BEGIN
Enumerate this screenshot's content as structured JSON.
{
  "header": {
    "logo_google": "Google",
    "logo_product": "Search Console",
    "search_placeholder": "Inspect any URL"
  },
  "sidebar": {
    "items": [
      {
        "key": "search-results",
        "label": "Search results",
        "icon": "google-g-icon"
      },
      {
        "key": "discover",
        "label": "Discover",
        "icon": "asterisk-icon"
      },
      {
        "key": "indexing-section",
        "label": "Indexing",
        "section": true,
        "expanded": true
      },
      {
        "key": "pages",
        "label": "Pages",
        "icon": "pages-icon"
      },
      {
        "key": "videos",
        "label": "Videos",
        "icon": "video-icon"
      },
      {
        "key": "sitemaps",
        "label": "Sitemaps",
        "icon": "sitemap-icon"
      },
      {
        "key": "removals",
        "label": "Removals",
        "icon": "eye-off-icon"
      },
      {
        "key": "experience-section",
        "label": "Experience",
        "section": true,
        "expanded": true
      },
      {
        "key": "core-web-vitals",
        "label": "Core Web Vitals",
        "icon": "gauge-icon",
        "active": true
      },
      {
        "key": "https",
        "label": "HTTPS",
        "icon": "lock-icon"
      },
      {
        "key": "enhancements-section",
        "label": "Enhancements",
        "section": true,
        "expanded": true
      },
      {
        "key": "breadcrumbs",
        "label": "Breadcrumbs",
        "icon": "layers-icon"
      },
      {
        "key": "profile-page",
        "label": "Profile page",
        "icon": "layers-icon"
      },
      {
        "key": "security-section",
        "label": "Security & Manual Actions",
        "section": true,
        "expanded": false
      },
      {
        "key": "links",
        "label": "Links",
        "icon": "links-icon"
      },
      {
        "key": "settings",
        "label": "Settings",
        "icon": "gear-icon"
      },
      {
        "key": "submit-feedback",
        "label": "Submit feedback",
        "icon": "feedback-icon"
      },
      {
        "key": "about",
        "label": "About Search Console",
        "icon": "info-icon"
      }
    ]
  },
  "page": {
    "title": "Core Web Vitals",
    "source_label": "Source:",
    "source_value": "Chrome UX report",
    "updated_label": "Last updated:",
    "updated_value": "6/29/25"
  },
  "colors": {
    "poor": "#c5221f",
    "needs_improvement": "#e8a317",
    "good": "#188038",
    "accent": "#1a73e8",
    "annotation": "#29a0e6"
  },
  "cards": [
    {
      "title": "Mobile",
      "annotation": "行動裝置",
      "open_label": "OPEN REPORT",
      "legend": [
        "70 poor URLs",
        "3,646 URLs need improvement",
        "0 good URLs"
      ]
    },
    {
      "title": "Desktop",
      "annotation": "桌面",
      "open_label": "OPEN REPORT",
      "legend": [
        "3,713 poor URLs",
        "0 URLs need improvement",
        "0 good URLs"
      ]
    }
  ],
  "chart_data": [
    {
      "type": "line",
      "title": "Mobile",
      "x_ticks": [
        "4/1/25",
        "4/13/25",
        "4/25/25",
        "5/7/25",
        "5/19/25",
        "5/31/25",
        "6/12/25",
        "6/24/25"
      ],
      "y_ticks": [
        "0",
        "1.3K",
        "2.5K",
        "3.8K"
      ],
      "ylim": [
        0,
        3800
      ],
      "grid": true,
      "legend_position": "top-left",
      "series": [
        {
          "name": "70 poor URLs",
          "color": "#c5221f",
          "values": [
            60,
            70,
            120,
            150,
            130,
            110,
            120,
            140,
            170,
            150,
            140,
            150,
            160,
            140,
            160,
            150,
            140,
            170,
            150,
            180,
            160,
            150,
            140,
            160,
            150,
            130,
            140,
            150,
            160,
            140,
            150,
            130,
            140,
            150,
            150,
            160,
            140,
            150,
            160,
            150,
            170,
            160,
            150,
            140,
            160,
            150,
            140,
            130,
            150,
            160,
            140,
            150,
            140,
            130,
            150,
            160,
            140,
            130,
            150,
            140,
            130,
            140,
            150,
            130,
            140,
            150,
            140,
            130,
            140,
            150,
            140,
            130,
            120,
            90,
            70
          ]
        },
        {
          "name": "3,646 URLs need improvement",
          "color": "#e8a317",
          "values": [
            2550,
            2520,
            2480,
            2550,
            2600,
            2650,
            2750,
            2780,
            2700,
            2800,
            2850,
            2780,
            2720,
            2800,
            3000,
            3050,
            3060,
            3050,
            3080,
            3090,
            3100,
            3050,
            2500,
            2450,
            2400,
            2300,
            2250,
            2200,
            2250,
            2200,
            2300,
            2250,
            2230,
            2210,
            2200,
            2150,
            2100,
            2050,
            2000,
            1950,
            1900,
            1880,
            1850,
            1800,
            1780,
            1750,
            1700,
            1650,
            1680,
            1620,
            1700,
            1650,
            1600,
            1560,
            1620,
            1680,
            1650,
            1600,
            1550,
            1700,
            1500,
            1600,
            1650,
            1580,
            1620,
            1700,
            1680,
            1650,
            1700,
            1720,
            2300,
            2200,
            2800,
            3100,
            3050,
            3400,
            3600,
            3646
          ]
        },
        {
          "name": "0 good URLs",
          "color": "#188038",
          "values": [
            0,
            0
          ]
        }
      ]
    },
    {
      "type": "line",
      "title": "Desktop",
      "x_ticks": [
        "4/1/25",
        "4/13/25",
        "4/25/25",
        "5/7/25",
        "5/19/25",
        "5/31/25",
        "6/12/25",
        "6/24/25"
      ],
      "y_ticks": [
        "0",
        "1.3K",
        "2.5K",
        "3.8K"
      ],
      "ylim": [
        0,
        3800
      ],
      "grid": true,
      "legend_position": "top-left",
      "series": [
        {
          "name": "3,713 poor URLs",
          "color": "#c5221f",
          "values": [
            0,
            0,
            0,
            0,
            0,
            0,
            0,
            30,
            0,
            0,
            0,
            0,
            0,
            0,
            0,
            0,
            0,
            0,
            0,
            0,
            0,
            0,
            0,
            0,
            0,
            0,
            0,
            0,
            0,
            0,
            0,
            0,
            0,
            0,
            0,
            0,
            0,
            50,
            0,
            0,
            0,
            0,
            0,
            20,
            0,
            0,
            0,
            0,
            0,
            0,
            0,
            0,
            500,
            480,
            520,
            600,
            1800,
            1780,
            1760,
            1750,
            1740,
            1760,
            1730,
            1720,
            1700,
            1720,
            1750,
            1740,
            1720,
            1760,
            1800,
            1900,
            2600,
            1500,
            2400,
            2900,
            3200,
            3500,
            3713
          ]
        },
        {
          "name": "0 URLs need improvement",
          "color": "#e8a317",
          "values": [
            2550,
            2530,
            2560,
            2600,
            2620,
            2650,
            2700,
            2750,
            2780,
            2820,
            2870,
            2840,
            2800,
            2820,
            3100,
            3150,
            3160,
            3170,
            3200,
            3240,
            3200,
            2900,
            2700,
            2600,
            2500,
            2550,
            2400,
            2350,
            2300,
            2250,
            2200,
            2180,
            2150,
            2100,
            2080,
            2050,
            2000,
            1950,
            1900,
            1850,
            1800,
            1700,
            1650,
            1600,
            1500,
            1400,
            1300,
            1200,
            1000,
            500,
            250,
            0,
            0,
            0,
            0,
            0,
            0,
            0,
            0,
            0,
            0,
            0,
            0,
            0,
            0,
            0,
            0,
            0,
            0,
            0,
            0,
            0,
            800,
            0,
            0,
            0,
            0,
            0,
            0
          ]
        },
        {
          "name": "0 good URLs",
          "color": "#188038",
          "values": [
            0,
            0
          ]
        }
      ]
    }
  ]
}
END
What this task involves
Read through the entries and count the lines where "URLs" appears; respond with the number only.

Reply to the task
12